  4. Two different types of smartphones dominate the market: Apple iPhone and Android devices. Currently, NFC technology is not available on iPhones. It is important to remember the majority of smartphones in the market today are Android devices. According to a recent comScore report Android ranked as the top smartphone platform in May 2013 with a 52.4%t market share. Apple was ranked second with 39%. While Apple iPhone doesn’t support NFC technology, there are rumors showing NFC technology implemented in iPhone 5s
  5. QR Codes can be placed in anyplace that can be scanned with your phone camera from short or long distances. NFC Tags must be located in places you can reach with your hands.

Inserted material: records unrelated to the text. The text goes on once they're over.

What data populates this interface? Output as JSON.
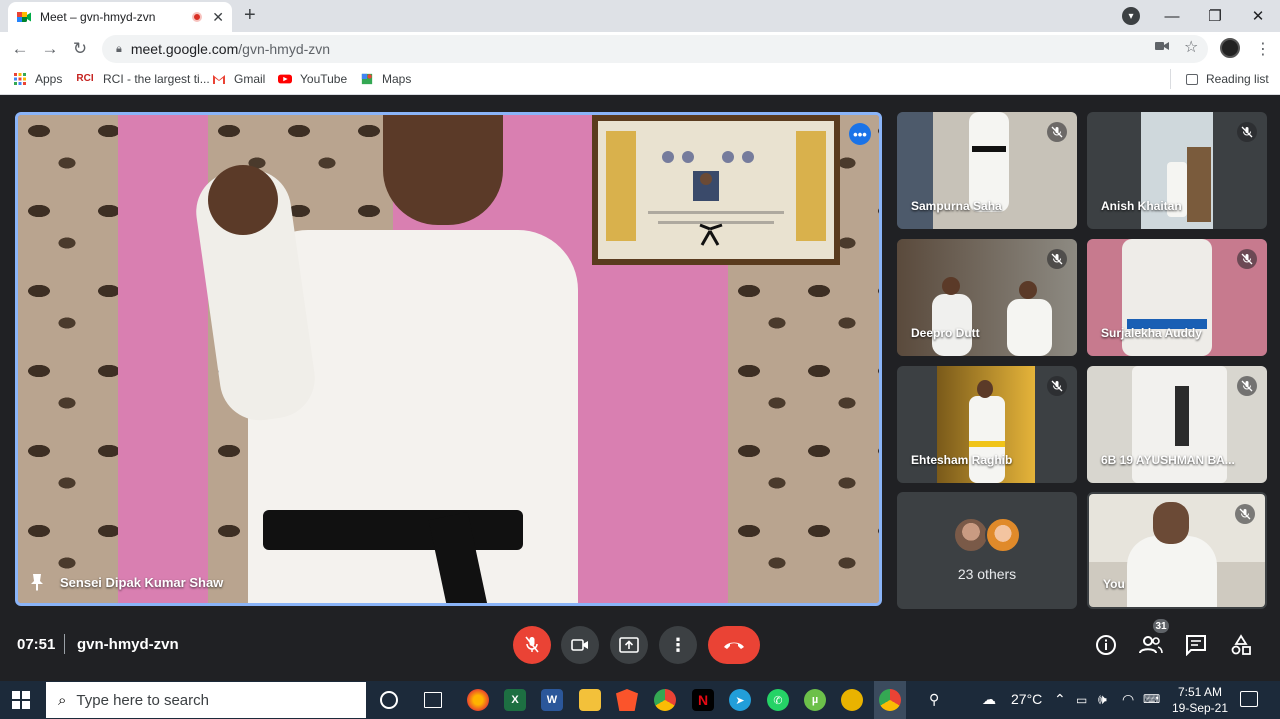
{
  "browser": {
    "tab": {
      "title": "Meet – gvn-hmyd-zvn"
    },
    "url": {
      "host": "meet.google.com",
      "path": "/gvn-hmyd-zvn"
    }
  },
  "bookmarks": {
    "items": [
      {
        "label": "Apps",
        "icon": "apps-grid-icon",
        "color": "#ea4335"
      },
      {
        "label": "RCI - the largest ti...",
        "icon": "RCI",
        "color": "#c5221f"
      },
      {
        "label": "Gmail",
        "icon": "gmail-icon",
        "color": "#ea4335"
      },
      {
        "label": "YouTube",
        "icon": "youtube-icon",
        "color": "#ff0000"
      },
      {
        "label": "Maps",
        "icon": "maps-icon",
        "color": "#34a853"
      }
    ],
    "reading_list": "Reading list"
  },
  "meet": {
    "main_speaker": {
      "name": "Sensei Dipak Kumar Shaw"
    },
    "participants": [
      {
        "name": "Sampurna Saha"
      },
      {
        "name": "Anish Khaitan"
      },
      {
        "name": "Deepro Dutt"
      },
      {
        "name": "Surjalekha Auddy"
      },
      {
        "name": "Ehtesham Raghib"
      },
      {
        "name": "6B 19 AYUSHMAN BA..."
      }
    ],
    "others": {
      "label": "23 others"
    },
    "self": {
      "name": "You"
    },
    "time": "07:51",
    "code": "gvn-hmyd-zvn",
    "participant_count": "31"
  },
  "taskbar": {
    "search_placeholder": "Type here to search",
    "weather": "27°C",
    "time": "7:51 AM",
    "date": "19-Sep-21"
  },
  "colors": {
    "accent_blue": "#8ab4f8",
    "mute_red": "#ea4335",
    "meet_bg": "#202124"
  }
}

Perhaps that is the point we should focus on now as it coincides directly with the consumer experience.

NFC is a buffet restaurant & QR Codes is a la carte

With this analogy your smartphone is an empty plate and the digital content is food. Loading content on your smartphone, such as opening a website and downloading a coupon, is like putting food on your plate.

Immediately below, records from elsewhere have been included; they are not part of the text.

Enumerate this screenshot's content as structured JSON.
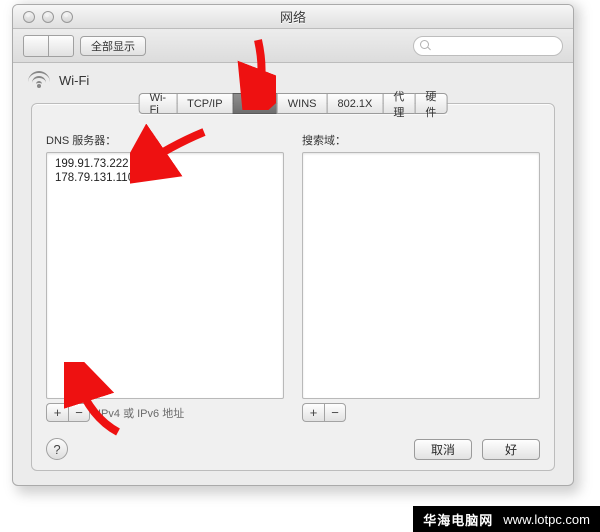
{
  "window": {
    "title": "网络"
  },
  "toolbar": {
    "show_all": "全部显示"
  },
  "wifi": {
    "label": "Wi-Fi"
  },
  "tabs": [
    {
      "label": "Wi-Fi"
    },
    {
      "label": "TCP/IP"
    },
    {
      "label": "DNS"
    },
    {
      "label": "WINS"
    },
    {
      "label": "802.1X"
    },
    {
      "label": "代理"
    },
    {
      "label": "硬件"
    }
  ],
  "active_tab_index": 2,
  "dns": {
    "label": "DNS 服务器：",
    "entries": [
      "199.91.73.222",
      "178.79.131.110"
    ],
    "hint": "IPv4 或 IPv6 地址"
  },
  "search_domains": {
    "label": "搜索域："
  },
  "actions": {
    "cancel": "取消",
    "ok": "好"
  },
  "icons": {
    "plus": "+",
    "minus": "−",
    "help": "?"
  },
  "watermark": {
    "zh": "华海电脑网",
    "url": "www.lotpc.com"
  },
  "arrow_color": "#e11"
}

NFC is a buffet restaurant

Have you ever eaten in a buffet restaurant? The only way to put something on your plate is by getting in front of a single food tray, putting your plate near the tray, and serving yourself some food. In this case each food tray is like a different NFC Tag and can point to different types of content.
Note two key characteristics: You must be in front of the tray to get the content and the interaction is one on one. There are no intermediaries and therefore it is immediate.

QR Codes function as any other type of restaurant

When you enter a fast-food restaurant, you scan the menu in front of you, order from the cashier, and the food is delivered to your plate. In a different restaurant you can sit at a table, read a menu, order from a waiter and have the food delivered to you. In this analogy the cashier and the waiter are like the QR Code Reader apps. If they are missing you cannot get food. In other words, you must install a QR Code reader app in your phone to be able to access that information.

The big difference

While the final results may be the same, proximity is perhaps the most important conceptual difference between these two tools. In creating that proximity or private space you create a unique opportunity, the customer is there!
In other words, NFC Tags bring the customer to a specific and well defined space. Like the restaurant metaphor, you bring the customer in front of a specific food tray where you can induce a particular action. The fact that NFC tags do not require any app to read them is a huge advantage over QR Codes. Still, if you cannot create a unique customer experience related to that proximity, immediate convenience, or the environment around the customer, you are better off using QR codes.

McDonald’s Happy Table with NFC Tags 

So which technology is better marketing-wise?

The answer is in the question. It is not about technology, it is about marketing. When considering QR Codes or NFC Tags for marketing purposes, here are the questions you need to answer: what is your marketing purpose? What is the customer experience that will augment your business results?
This brings us back to the same conclusion we arrived at during the previous discussion. Despite the order of the words in “mobile marketing”, marketing comes first. In conclusion, start by understanding your marketing needs and engage a marketer that understands the mobile medium. Tap or Scan that!